[Problem]
The answer must be every entry below, word for word, with the pictures left out.
◆ ◆ ◆ ◆ ◆
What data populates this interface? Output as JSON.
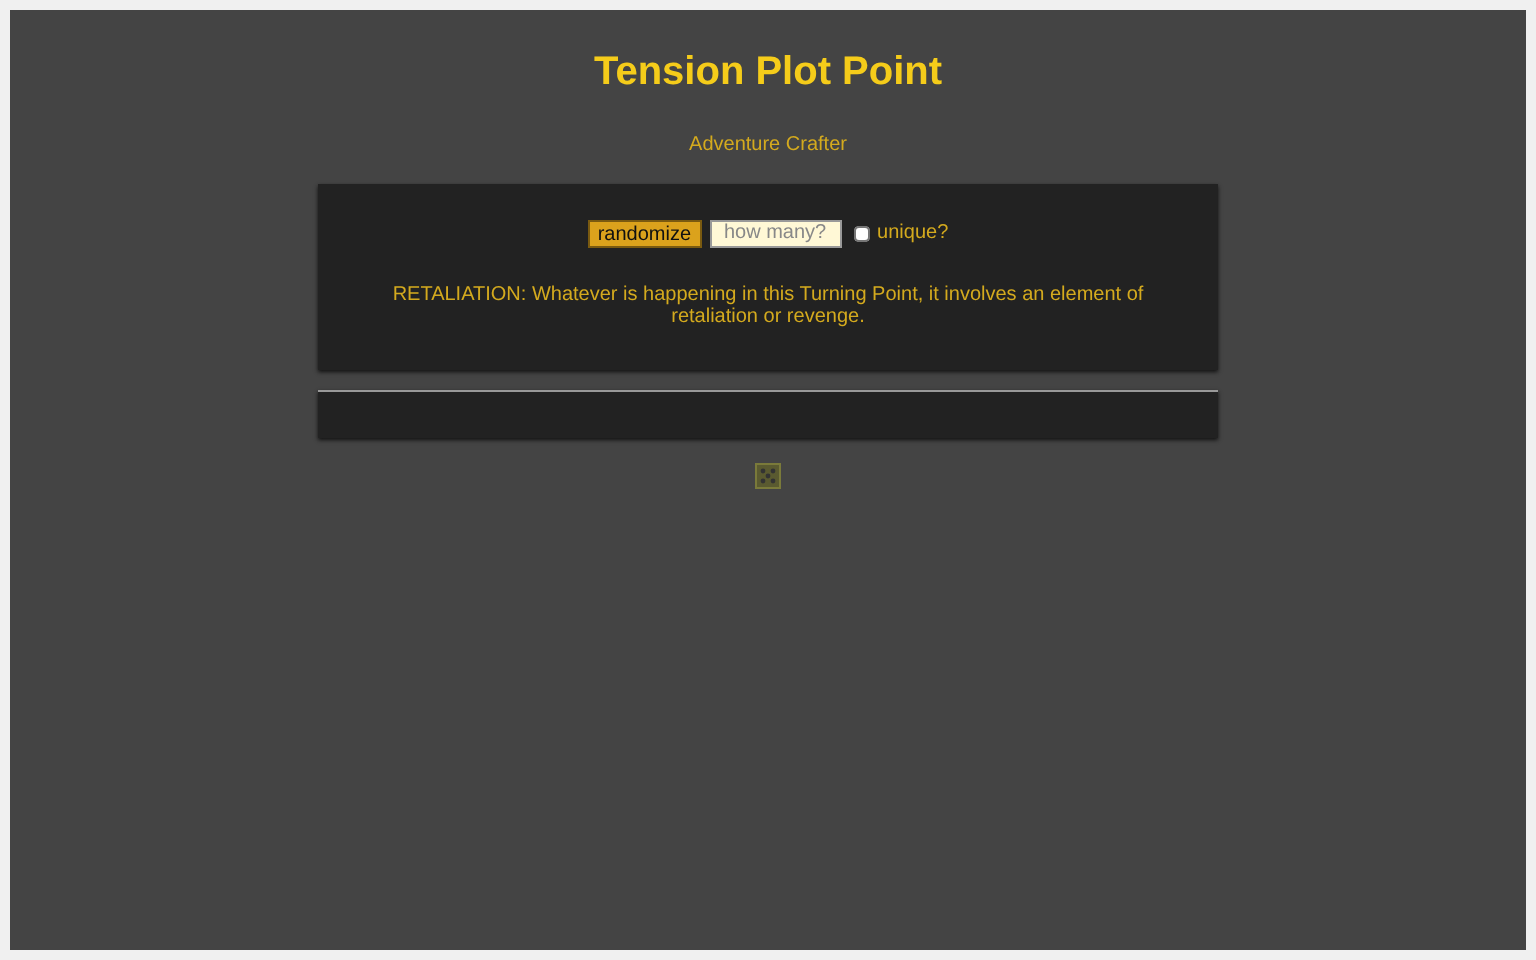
{
  "title": "Tension Plot Point",
  "subtitle": "Adventure Crafter",
  "controls": {
    "button": "randomize",
    "count": {
      "placeholder": "how many?"
    },
    "unique": {
      "label": "unique?",
      "checked": false
    }
  },
  "result": "RETALIATION: Whatever is happening in this Turning Point, it involves an element of retaliation or revenge."
}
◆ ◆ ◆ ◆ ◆
[Task answer]
What data populates this interface? Output as JSON.
{
  "title": "Tension Plot Point",
  "subtitle": "Adventure Crafter",
  "controls": {
    "button": "randomize",
    "count": {
      "placeholder": "how many?"
    },
    "unique": {
      "label": "unique?",
      "checked": false
    }
  },
  "result": "RETALIATION: Whatever is happening in this Turning Point, it involves an element of retaliation or revenge."
}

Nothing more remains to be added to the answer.